Just call me "confused".
- Maggie, Toronto, ON 10-18-10
Thanks Cat. I have updated the recipe with a shorter cooking time even though it does take 40 minutes to get a fluffy, soft grain.
As far as I can tell, Quinoa is a seed, not a fruit. However, since it is not a member of the grass family of plants, it is not a true grain.
Maybe try the recipe without the onion?
Mariya, I would suggest trying chives or leeks which impart a similar flavor without the potency of onions.
- Jess, Allen park, MI 05-21-14
Love it!There is no mention of the other ingredients in the preparation section... OK for seasoned cooks, not so much for beginners or cooks unfamiliar with certain foods. Could you please adjust?
Really delicious! I cooked the quinoa by bringing it to a boil then simmering it, covered, for 15 minutes. It came out perfect! I added 1/2 tsp of salt to the quinoa while cooking, and added the rest to the whole mixture. I sauteed the onion, and it turned out great!(note on the recipe instructions: doesn't say what to do with the cilantro)
what kind of mint? spearmint or peppermint? i am allergic to peppermint.

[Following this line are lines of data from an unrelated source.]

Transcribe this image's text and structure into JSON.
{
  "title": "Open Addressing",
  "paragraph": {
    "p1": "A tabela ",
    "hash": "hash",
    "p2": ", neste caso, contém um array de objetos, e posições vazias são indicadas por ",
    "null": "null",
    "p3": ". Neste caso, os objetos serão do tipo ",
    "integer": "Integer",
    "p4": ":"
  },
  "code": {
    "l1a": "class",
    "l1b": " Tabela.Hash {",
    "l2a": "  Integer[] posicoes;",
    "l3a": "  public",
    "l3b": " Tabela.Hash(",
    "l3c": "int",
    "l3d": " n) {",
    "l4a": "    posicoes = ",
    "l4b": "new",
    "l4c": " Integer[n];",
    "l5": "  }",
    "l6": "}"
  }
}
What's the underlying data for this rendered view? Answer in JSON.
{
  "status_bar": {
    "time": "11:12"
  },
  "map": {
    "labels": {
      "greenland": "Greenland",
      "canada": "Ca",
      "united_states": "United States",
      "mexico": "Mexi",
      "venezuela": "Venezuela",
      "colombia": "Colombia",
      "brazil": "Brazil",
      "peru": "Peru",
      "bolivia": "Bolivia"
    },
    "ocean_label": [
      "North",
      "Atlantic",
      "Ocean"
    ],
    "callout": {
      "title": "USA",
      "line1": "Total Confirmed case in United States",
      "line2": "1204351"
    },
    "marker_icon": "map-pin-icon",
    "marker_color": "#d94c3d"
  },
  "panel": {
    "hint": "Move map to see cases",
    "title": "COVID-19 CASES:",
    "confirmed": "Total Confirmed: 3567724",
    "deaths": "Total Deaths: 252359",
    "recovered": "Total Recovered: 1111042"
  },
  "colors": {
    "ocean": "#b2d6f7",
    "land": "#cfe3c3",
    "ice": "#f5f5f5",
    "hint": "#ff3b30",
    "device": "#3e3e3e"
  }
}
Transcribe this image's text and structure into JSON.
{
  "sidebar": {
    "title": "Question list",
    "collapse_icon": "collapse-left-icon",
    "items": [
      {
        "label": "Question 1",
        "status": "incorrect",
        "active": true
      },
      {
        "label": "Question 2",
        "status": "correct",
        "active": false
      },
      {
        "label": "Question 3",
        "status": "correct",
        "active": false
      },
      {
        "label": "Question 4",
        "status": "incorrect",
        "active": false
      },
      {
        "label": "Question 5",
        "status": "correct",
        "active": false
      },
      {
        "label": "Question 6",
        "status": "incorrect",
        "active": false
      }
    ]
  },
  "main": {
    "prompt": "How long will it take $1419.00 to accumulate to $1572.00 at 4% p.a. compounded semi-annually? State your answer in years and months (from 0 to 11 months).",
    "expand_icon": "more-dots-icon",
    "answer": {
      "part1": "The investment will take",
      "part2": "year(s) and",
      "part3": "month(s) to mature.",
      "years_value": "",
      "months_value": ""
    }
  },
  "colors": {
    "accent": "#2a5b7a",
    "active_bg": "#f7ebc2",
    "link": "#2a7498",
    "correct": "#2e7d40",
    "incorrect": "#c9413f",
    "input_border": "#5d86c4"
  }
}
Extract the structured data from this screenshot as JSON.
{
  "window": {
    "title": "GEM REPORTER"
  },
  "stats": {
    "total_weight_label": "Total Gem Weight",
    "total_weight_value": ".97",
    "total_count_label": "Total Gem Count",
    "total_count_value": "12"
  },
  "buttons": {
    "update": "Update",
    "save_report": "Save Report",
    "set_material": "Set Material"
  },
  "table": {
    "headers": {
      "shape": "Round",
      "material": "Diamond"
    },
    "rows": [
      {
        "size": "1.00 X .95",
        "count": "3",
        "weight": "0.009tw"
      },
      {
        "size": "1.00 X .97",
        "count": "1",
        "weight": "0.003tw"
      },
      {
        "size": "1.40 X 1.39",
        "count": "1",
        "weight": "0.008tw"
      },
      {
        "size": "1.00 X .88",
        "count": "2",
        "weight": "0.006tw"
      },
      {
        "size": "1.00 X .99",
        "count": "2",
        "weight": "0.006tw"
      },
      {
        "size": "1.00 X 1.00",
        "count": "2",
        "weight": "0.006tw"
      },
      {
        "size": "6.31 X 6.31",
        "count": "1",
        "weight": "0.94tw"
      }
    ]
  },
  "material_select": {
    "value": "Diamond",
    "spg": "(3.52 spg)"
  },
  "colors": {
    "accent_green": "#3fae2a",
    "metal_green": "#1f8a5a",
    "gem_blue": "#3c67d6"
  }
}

- Ro, Arlington, VA 05-29-17
You could use either type of mint.
This is very good! I substituted sesame oil for the olive oil because it pacifies Kapha. I have seen a drastic improvement in my blood pressure since changing my diet.
- Mitt, Trotwood 02-19-18
Such a light and refreshing meal in the summer heat. I swapped it the olive oil for sesame and omitted the salt and it was still delicious. It would be a great addition to a backyard bbq.
Followed directions and ended up with THE most delicious treat...and that was warm... looking forward to when it is refrigerated...But I have a question... can this masterpiece be frozen? I would love to freeze and have for later...
Thanks for your feedback! We've never tried freezing this particular dish. If you do, please let us know how it goes.
- Kimberly Kubicke, Asbury park, NJ 09-30-19